Tuesday, September 17, 2013

Never Too Late

Blogging has been a neat experience for me.  Not only have I been able to reflect on the many things Philip is teaching me, I have been making many new friends who share the experience of having a loved one with autism.  I have never met them in person.  They live in far off places like California, Louisiana, and the other side of the state I live in.  Yet with each person, I feel an immediate bond and kinship.  We are part of a special club that is uniquely blessed.  They tell me my blog inspires them.  They in turn inspire me with their stories, ideas, and love for their kids.

I have asked permission from Ellen to post her story here: 

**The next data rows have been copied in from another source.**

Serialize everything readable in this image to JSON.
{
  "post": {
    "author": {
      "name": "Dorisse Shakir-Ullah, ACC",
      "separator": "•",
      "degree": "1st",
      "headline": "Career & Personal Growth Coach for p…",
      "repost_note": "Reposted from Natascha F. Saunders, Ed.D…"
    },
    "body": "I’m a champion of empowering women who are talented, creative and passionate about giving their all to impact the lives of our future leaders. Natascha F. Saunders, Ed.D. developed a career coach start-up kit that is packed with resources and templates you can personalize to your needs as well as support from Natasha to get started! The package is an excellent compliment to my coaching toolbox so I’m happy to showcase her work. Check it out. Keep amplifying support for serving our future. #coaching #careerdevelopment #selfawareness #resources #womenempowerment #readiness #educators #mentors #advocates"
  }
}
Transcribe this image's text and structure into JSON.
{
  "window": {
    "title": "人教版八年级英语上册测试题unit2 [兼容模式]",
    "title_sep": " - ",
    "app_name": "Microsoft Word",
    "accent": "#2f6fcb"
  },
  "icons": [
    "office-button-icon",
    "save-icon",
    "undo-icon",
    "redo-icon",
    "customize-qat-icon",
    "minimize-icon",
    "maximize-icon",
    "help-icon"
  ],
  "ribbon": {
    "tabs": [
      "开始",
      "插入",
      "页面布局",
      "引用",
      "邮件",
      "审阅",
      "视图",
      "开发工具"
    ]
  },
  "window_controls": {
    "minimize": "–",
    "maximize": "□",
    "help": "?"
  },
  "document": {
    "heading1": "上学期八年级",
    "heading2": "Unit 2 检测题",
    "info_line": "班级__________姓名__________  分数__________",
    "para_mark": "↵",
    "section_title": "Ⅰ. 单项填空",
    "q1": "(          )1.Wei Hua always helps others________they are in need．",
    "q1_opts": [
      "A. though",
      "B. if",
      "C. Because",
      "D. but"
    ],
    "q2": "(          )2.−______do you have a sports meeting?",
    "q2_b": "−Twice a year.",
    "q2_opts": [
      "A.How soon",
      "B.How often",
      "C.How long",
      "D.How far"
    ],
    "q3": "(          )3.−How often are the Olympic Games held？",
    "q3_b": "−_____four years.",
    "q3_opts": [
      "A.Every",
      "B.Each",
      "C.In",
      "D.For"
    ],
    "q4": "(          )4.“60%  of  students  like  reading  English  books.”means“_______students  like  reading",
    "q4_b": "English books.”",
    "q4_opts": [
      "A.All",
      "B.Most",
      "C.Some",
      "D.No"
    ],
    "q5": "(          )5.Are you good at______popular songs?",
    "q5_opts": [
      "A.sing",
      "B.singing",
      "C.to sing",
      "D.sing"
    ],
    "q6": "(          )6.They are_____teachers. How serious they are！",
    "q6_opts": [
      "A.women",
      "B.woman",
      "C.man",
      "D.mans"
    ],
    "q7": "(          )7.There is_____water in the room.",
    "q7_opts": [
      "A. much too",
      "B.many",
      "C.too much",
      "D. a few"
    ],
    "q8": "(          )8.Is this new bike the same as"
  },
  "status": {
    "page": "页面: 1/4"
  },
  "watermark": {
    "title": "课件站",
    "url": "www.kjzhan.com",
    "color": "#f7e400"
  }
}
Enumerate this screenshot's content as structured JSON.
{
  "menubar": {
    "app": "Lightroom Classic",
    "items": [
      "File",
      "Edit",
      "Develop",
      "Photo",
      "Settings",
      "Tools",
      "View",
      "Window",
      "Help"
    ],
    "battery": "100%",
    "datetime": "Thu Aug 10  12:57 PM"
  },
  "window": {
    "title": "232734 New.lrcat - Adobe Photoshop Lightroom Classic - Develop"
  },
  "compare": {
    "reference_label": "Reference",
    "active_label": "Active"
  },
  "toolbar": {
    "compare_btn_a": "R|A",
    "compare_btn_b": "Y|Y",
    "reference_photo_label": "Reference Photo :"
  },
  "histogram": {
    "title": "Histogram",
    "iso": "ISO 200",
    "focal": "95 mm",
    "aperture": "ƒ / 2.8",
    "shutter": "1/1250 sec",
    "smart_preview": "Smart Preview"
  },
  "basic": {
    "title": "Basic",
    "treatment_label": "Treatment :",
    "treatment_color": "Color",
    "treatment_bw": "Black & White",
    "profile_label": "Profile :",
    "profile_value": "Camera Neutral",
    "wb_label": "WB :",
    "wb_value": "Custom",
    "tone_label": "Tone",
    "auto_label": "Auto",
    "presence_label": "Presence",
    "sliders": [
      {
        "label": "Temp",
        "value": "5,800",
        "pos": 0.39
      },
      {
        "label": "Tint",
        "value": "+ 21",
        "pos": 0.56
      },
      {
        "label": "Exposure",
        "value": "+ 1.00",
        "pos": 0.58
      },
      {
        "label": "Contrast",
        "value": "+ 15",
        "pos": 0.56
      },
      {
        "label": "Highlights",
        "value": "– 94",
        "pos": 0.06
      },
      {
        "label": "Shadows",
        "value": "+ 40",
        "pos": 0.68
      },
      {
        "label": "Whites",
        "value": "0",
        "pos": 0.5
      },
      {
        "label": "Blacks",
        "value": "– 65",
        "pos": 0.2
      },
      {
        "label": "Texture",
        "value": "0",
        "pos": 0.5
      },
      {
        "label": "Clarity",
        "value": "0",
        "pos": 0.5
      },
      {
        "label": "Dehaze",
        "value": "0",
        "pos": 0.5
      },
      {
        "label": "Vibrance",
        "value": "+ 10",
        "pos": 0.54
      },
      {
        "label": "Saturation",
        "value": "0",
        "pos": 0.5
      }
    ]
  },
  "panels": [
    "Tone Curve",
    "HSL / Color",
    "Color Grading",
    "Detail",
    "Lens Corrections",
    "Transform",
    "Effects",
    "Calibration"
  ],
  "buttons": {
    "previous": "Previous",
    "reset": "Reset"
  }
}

“I too enjoyed reading your blog. It is never too late to start learning about our autistic children. RPM, Soma and Brianne have changed our son’s life for the better. He will be 45 years old next month. The first time he worked with Soma was 4 years ago. These last 4 years we have found out all about the total person that lives inside a "locked body". He is bright, thoughtful, funny, inquisitive and frustrated. We view him differently and treat him differently now. He is still autistic, but he is also a full person. Since he lives in a group home and we spend the winter out of state we have very little opportunity to work with him using RPM. However soon we will return to Austin to see how Soma can help him to move along to become more independent. He currently says each letter and then the word as he touches the letter board. He then types three words he just spelled on the iPad. This still requires someone with RPM training to help guide him. His progress is amazing. We have so many wonderful quotes from him. One of my favorites is, "I want to thank my parents for never giving up on me."”

My desire is that more people will find these stories of hope.  When I read Ellen’s son’s words of thanks for never giving up on him, it struck a chord in me.  It’s never too late.  It’s never too late.  I think a lot of parents out there need to hear that.  I needed to hear that when I was going through the years Philip was showing no progress, when the nagging thoughts “it’s too late, it will never change, you’ve failed your son” replayed in my head and brought me to the brink of despair.  People need to hear that even at age 41, it is not too late.  I love Ellen’s words describing their discovery of the “total person” that lived behind her son’s locked body.  As a society, we need to see autistic people as being as complete as anyone else.  They are not less than or deficient.  When we start viewing them as such, we run the risk of seeing them as a burden, a nuisance, something less than human.  It is scary to think about the repercussions of this thinking.  I believe every person born on this earth is a total person, worthy of respect, dignity, and love.  Our kids, no matter what the age, are worth fighting for.  

If you are reading this and are a parent who is despairing because of their child, feel free to comment or message me on FB.  If you want to contact Soma to teach you how to more effectively communicate with your child, please visit www.Halo-Soma.org . 

It is never too late.     

 Philip at the Lose the Training Wheels Camp 2012


  1. I always think of Sarah and Abraham. They thought it was too late and too matters into their own hands but God had a plan and he had promised them and made it happen at his own timing.How hard it must have been for them to wait! Sarah must have laughed at the promise..
    But we now know from Sarah that God's timings are different from ours.

    No, it is never too late to get into the WORD and get into the faith.

    Love this post!!
    have a great day.
    We are just starting here is CA

    1. Abraham is one of my heroes for the very reason you mention. He wasn't perfect by any means, but he was commended for his faith and God gave him favor and kept his promise. Out of everyone in the Bible, I relate most closely to Abraham! It is so true that our timing is not God's timing.

      Great to see you are a woman of faith too!

  2. As part of our writing prompt, I asked Sanjay yesterday what he would do first if he were the President of the U.S.A?
    His answer was" If I were the president of the usa, I would allow all kids to go to school everyday because kids need to adapt to new places and compare with other children"

    Sanjay is currently homeschooled and I intend to continue. We have been talking about this for a long time... since moving to CA, just this week, we were given a tour of two self contained classrooms which we all went to see.

    I was pretty sure that Sanjay would do well in the classroom because he is a quiet child and would just stim all day long but I am sure that he would not learn much. His previous assessment done 3 months ago revealed that his expressive and receptive knowledge at a 9-12 months level !!! Yes, you read that right.. 9-12 months.

    I just don't feel it right to send Sanjay to an environment where they feel that he is at that level.

    But he is not liking me making him do "school" at home and is constantly indicating that homeschool is nothing short of a third degree torture.

    Today, I continued my question and asked him, what else would he do?
    His answer" If I were president I would call all daddies and ask them to spend more of your time with your children because kids need a little while to spend with their daddys going to places"

    I guess today was Dad's turn to get bitten.

    1. Sanjay is quite the clever child! I support you in your home schooling efforts! It really is hard to find just the right school situation for our kids. Maybe you can supplement his home schooling with some outside activities with other kids where you can shadow him for communication. Have you found a group in California where you can get mutual support for you and Sanjay yet?